═════ LISTED ENTRIES
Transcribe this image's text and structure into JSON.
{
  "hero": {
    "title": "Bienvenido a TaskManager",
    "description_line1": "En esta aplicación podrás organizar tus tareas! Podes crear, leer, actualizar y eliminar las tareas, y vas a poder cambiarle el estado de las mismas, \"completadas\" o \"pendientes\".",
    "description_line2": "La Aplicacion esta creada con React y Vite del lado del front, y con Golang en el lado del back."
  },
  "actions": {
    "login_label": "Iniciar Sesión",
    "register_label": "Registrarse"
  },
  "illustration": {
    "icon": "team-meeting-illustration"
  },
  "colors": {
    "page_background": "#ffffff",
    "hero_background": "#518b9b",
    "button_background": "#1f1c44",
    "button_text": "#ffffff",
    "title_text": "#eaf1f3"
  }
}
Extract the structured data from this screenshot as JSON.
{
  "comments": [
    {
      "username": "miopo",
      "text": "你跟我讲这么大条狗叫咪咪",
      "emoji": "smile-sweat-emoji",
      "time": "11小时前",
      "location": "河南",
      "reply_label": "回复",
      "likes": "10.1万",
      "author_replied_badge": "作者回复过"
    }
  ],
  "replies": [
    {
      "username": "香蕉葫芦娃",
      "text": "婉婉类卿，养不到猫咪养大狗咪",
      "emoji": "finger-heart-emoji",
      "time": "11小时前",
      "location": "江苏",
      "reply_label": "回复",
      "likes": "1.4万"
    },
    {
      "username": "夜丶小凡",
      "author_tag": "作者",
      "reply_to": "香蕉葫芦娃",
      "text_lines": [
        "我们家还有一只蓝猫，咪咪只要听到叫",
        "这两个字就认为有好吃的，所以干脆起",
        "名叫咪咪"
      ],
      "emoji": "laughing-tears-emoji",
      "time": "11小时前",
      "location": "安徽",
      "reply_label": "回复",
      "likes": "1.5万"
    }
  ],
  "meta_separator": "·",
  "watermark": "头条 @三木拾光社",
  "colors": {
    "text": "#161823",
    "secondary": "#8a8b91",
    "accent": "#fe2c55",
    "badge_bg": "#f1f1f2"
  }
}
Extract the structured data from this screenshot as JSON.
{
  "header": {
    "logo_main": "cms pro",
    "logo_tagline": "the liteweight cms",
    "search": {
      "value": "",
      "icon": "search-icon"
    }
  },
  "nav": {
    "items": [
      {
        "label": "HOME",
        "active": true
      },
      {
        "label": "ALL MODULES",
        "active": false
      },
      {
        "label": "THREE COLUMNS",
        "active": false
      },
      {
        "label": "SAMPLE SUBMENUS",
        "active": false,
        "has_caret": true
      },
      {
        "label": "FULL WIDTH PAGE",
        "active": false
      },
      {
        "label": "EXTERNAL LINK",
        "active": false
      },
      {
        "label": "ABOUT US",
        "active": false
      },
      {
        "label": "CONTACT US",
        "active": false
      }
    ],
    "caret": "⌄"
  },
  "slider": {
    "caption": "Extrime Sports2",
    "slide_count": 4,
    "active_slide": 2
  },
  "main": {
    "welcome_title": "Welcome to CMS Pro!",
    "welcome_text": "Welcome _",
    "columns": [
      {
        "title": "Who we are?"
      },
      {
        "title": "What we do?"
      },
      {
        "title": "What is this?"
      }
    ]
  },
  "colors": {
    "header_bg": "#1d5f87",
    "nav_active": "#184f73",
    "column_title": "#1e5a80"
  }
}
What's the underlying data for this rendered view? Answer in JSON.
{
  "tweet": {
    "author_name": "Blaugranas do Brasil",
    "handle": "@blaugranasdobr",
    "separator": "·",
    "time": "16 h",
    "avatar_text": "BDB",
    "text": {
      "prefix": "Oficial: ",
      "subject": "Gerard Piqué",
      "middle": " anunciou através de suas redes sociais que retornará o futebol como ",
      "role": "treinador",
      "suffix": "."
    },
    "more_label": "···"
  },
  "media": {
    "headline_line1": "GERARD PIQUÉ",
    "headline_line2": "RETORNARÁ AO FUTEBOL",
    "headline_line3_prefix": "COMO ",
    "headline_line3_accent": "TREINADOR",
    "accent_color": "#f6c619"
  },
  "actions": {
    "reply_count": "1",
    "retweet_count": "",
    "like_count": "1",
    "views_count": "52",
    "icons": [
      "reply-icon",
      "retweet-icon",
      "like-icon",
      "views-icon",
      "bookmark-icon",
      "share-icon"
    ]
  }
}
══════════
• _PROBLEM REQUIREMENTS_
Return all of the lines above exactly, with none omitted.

• _SOLUTION FOR THIS TASK_
Transcribe this image's text and structure into JSON.
{
  "hero": {
    "title": "Bienvenido a TaskManager",
    "description_line1": "En esta aplicación podrás organizar tus tareas! Podes crear, leer, actualizar y eliminar las tareas, y vas a poder cambiarle el estado de las mismas, \"completadas\" o \"pendientes\".",
    "description_line2": "La Aplicacion esta creada con React y Vite del lado del front, y con Golang en el lado del back."
  },
  "actions": {
    "login_label": "Iniciar Sesión",
    "register_label": "Registrarse"
  },
  "illustration": {
    "icon": "team-meeting-illustration"
  },
  "colors": {
    "page_background": "#ffffff",
    "hero_background": "#518b9b",
    "button_background": "#1f1c44",
    "button_text": "#ffffff",
    "title_text": "#eaf1f3"
  }
}
Extract the structured data from this screenshot as JSON.
{
  "comments": [
    {
      "username": "miopo",
      "text": "你跟我讲这么大条狗叫咪咪",
      "emoji": "smile-sweat-emoji",
      "time": "11小时前",
      "location": "河南",
      "reply_label": "回复",
      "likes": "10.1万",
      "author_replied_badge": "作者回复过"
    }
  ],
  "replies": [
    {
      "username": "香蕉葫芦娃",
      "text": "婉婉类卿，养不到猫咪养大狗咪",
      "emoji": "finger-heart-emoji",
      "time": "11小时前",
      "location": "江苏",
      "reply_label": "回复",
      "likes": "1.4万"
    },
    {
      "username": "夜丶小凡",
      "author_tag": "作者",
      "reply_to": "香蕉葫芦娃",
      "text_lines": [
        "我们家还有一只蓝猫，咪咪只要听到叫",
        "这两个字就认为有好吃的，所以干脆起",
        "名叫咪咪"
      ],
      "emoji": "laughing-tears-emoji",
      "time": "11小时前",
      "location": "安徽",
      "reply_label": "回复",
      "likes": "1.5万"
    }
  ],
  "meta_separator": "·",
  "watermark": "头条 @三木拾光社",
  "colors": {
    "text": "#161823",
    "secondary": "#8a8b91",
    "accent": "#fe2c55",
    "badge_bg": "#f1f1f2"
  }
}
Extract the structured data from this screenshot as JSON.
{
  "header": {
    "logo_main": "cms pro",
    "logo_tagline": "the liteweight cms",
    "search": {
      "value": "",
      "icon": "search-icon"
    }
  },
  "nav": {
    "items": [
      {
        "label": "HOME",
        "active": true
      },
      {
        "label": "ALL MODULES",
        "active": false
      },
      {
        "label": "THREE COLUMNS",
        "active": false
      },
      {
        "label": "SAMPLE SUBMENUS",
        "active": false,
        "has_caret": true
      },
      {
        "label": "FULL WIDTH PAGE",
        "active": false
      },
      {
        "label": "EXTERNAL LINK",
        "active": false
      },
      {
        "label": "ABOUT US",
        "active": false
      },
      {
        "label": "CONTACT US",
        "active": false
      }
    ],
    "caret": "⌄"
  },
  "slider": {
    "caption": "Extrime Sports2",
    "slide_count": 4,
    "active_slide": 2
  },
  "main": {
    "welcome_title": "Welcome to CMS Pro!",
    "welcome_text": "Welcome _",
    "columns": [
      {
        "title": "Who we are?"
      },
      {
        "title": "What we do?"
      },
      {
        "title": "What is this?"
      }
    ]
  },
  "colors": {
    "header_bg": "#1d5f87",
    "nav_active": "#184f73",
    "column_title": "#1e5a80"
  }
}
What's the underlying data for this rendered view? Answer in JSON.
{
  "tweet": {
    "author_name": "Blaugranas do Brasil",
    "handle": "@blaugranasdobr",
    "separator": "·",
    "time": "16 h",
    "avatar_text": "BDB",
    "text": {
      "prefix": "Oficial: ",
      "subject": "Gerard Piqué",
      "middle": " anunciou através de suas redes sociais que retornará o futebol como ",
      "role": "treinador",
      "suffix": "."
    },
    "more_label": "···"
  },
  "media": {
    "headline_line1": "GERARD PIQUÉ",
    "headline_line2": "RETORNARÁ AO FUTEBOL",
    "headline_line3_prefix": "COMO ",
    "headline_line3_accent": "TREINADOR",
    "accent_color": "#f6c619"
  },
  "actions": {
    "reply_count": "1",
    "retweet_count": "",
    "like_count": "1",
    "views_count": "52",
    "icons": [
      "reply-icon",
      "retweet-icon",
      "like-icon",
      "views-icon",
      "bookmark-icon",
      "share-icon"
    ]
  }
}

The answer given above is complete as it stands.